The drama continues

The March 2011 earthquake, tsunami and subsequent radiation leaks at the Fukushima nuclear plant in Japan have dealt a second serious blow to the recovery of uranium prices worldwide. According to information released by the U.S. Nuclear Regulatory Commission, Kennecott Uranium Company and Wyoming Coal Reserve Company’s Sweetwater Uranium Project mill in Sweetwater County is set to produce 3,000 short tons of ore per day, but is on standby status at this time.

Two other mills, both in Fremont County, are as yet undeveloped. A report based on information from the Wyoming State Geological Survey and published in the Casper Star-Tribune in the fall of 2012 indicated there are 27 uranium projects in various stages of development in Wyoming. Many of these list in-situ recovery as the planned mining method; however, a few listed open pit mining as the extraction technique.

And the stage continues to be international in scope. According to a report published in the Casper Star-Tribune in mid-January 2013, a Russian company planned to purchase Uranium One, a developer of some of the Wyoming uranium projects. Company officials said that no Wyoming uranium would be exported to Russia.
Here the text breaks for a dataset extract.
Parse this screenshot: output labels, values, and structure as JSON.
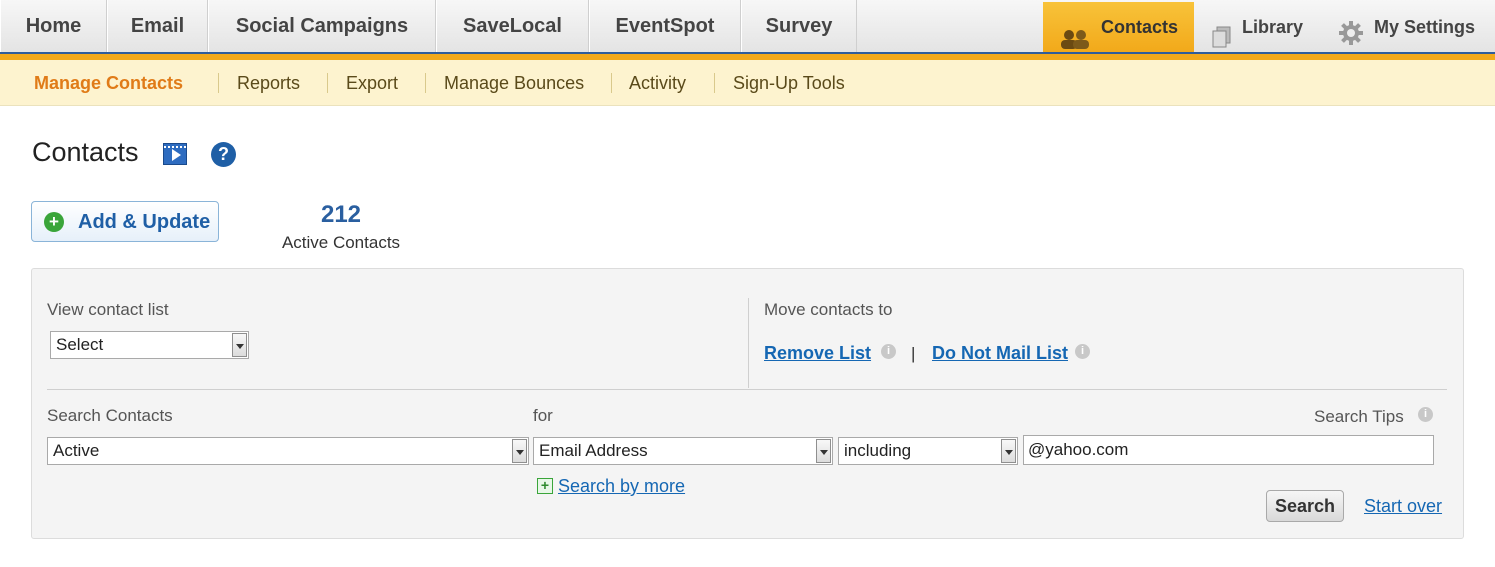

According to the article, Wyoming’s Republican Sen. John Barrasso continues to monitor the situation.

Resources

For further research

  • See this video of a 1957 conversation on atomic energy and the Wyoming economy, hosted by Wyoming’s U.S. Senator Joseph O’Mahoney, a Democrat. The senator speaks with two staffers from the Atomic Energy Commission—information officer Shelby Thompson, formerly of Cheyenne, and Jesse Johnson, chief of the raw materials branch of the AEC and thus in charge of securing uranium sources around the nation and the West. The video, in the collections of the American Heritage Center at the University of Wyoming, runs just under 14 minutes.

Illustrations

  • The 1953 photo of the uranium-manganese concretions is from the U.S. Geological Survey photo library. Used with thanks.
  • The 1953 photo of Maxine and Neil McNeice is from the collections at the Riverton Museum. Used with thanks.
  • The photo of David Love is from the dedication page of the Wyoming Geological Association’s 1980 Guidebook. Used with thanks.
  • The closeup of the uranium-bearing mineral from Brazil and the photo of the Urani-Tector are both from the collections of the Wyoming Geological Survey, and provided by the author.
  • About the device, the state geologist’s office adds:
  • The Urani-Tector (CMG Industries, Laramie, Wyo, 1955) provided the novice with an inexpensive means of prospecting for uranium and provided the professional prospector with a daylight "black light" unit and chemical tests in addition to his geiger and scintillation counters. When a fluorescent uranium rock (such as autunite, or torbernite) is placed under the Urani-Tector in daylight the uranium will glow a yellow-green. The chemical apparatus in this kit is to make the uranium in non-fluorescent ores (such as carnotite, or pitchblende) become fluorescent and thus glow under the Urani-Tector. The brighter the glow the higher the percentage of uranium.